Following the blog posts of December 18th and 24th 2010 about the delayed publication of the long-awaited Hen Harrier Conservation Framework report, one of our readers emailed the Environment Minister, Roseanna Cunningham. Thank you Mike Price for sending us the government’s response:
Thank you for your email of December 24th, to Roseanna Cunningham MSP, Minister for Environment and Climate Change, regarding the Conservation Framework for Hen Harriers. I have been asked to respond on behalf of the Scottish Government.
We are aware of the report and of the delays that it has experienced on its way to publication. Although my understanding is that SNH have arranged meetings with stakeholders to go through their scientific concerns, I appreciate that this is frustrating for those who have an interest in raptors in Scotland and are waiting for the report’s conclusions to be made public.
We have been assured by SNH that the report will be published before the Parliament has completed consideration of the Wildlife and Natural Environment (Scotland) Bill and will be made available to the Rural Affairs and Environment Committee. While I can’t comment on the content of a report that is yet to be published, I assure you that the Minister and her officials look forward to reading its conclusions with great interest.
Natural Resources Division
Rural and Environment Directorate
The Scottish Government
Phone: 0131-244 7140
Mail: 1-D North, Victoria Quay, Edinburgh EH6 6QQ
For information on wildlife crime and PAW Scotland, please visit http://www.PAW.Scotland.gov.uk

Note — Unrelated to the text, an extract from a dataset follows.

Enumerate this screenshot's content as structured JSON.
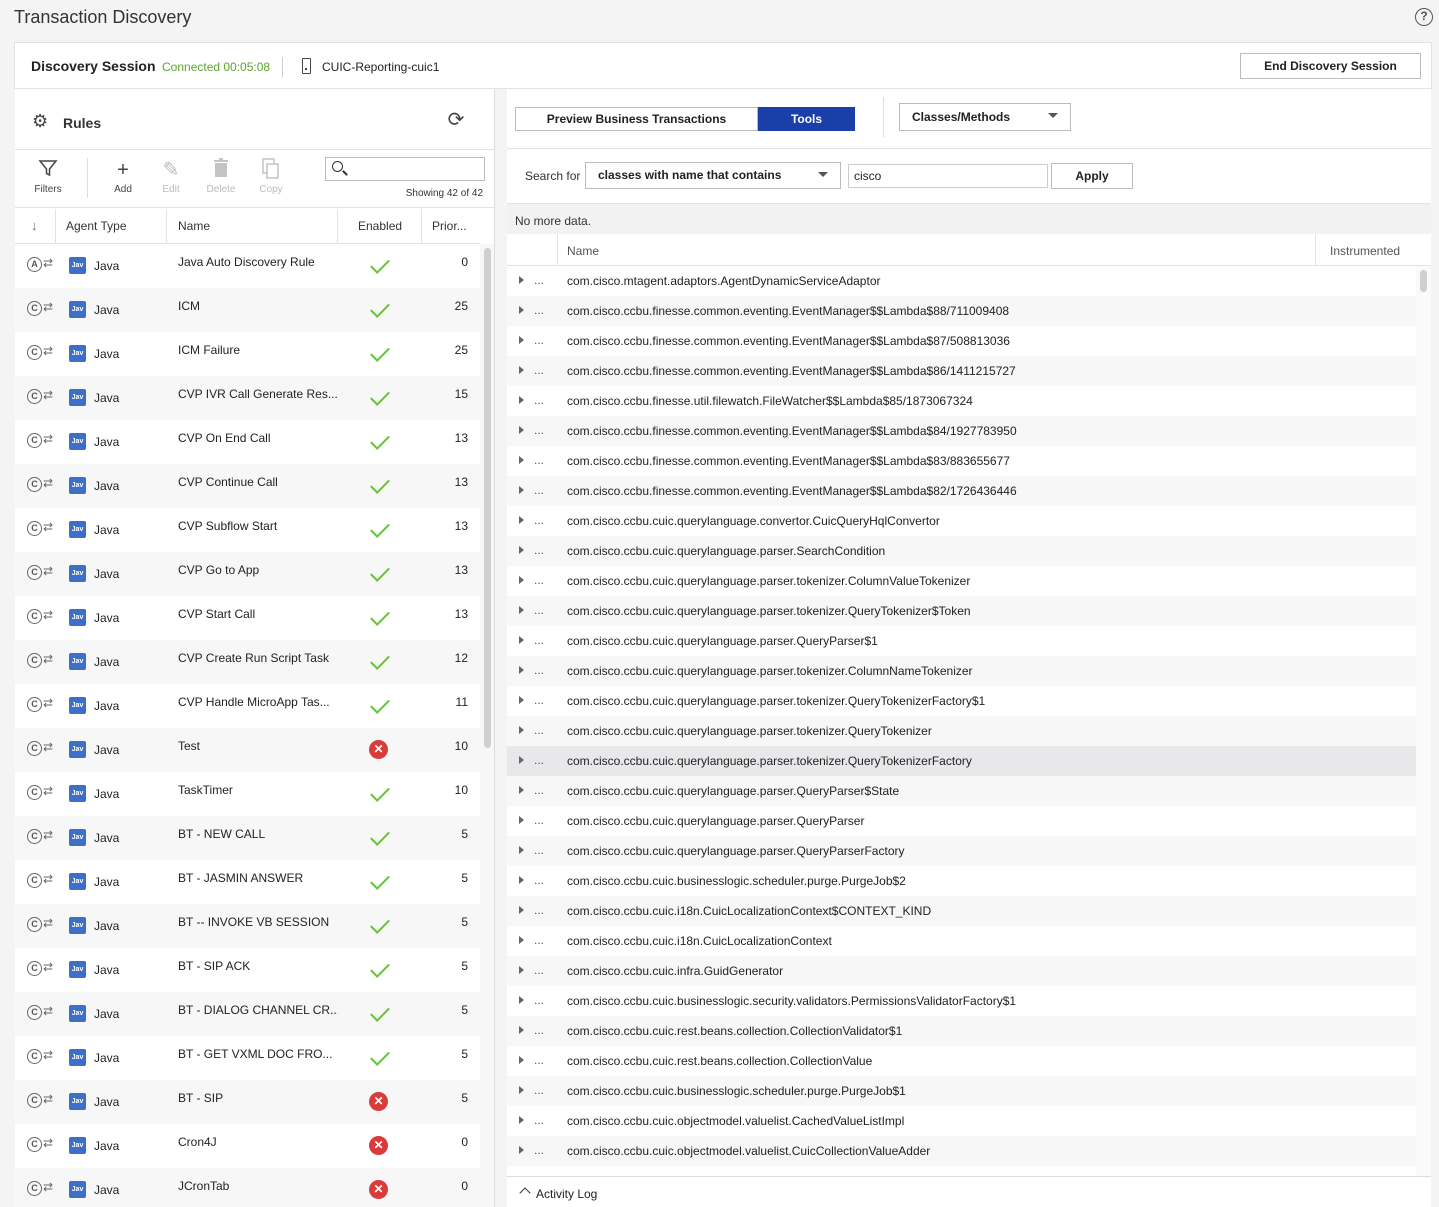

Meanwhile back in Gamekeeper World, the SGA has announced it is conducting a national wildlife survey on sporting estates, focusing on birds. SGA Chairman Alex Hogg says on his blog: “We know from extensive scientific studies that land which is managed by gamekeepers has some of the most prolific wildlife in the country“. Hmm, we also know from extensive scientific studies that land which is managed by gamekeepers is where raptors are persistently and illegally persecuted. The forthcoming Hen Harrier Framework report provides very clear evidence that the land where hen harriers are absent (despite it being apparently suitable breeding habitat) also just happens to be land that is managed as grouse moors. What an amazing coincidence! In fact, isn’t that also what the Golden Eagle Conservation Framework reported in 2008? Yes, I think it is. A cynic may conclude that the SGA’s national wildlife survey is simply their latest public relations offensive in an attempt to bury the devastating evidence of hen harrier persecution on Scottish sporting estates that will shortly be published for all to read. And yes, we have read the report – and it most certainly does contain damning evidence. We’ve considered posting it on this site but we will wait and hope that SNH keeps its promise and publishes the report sometime this month.
Alex goes on to encourage SGA members to participate in the forthcoming bird survey, and tells them that the survey form will only take “a short time” to fill in. Is that because most of the native birds have been illegally poisoned, or shot, or clubbed to death after being caught in a trap….?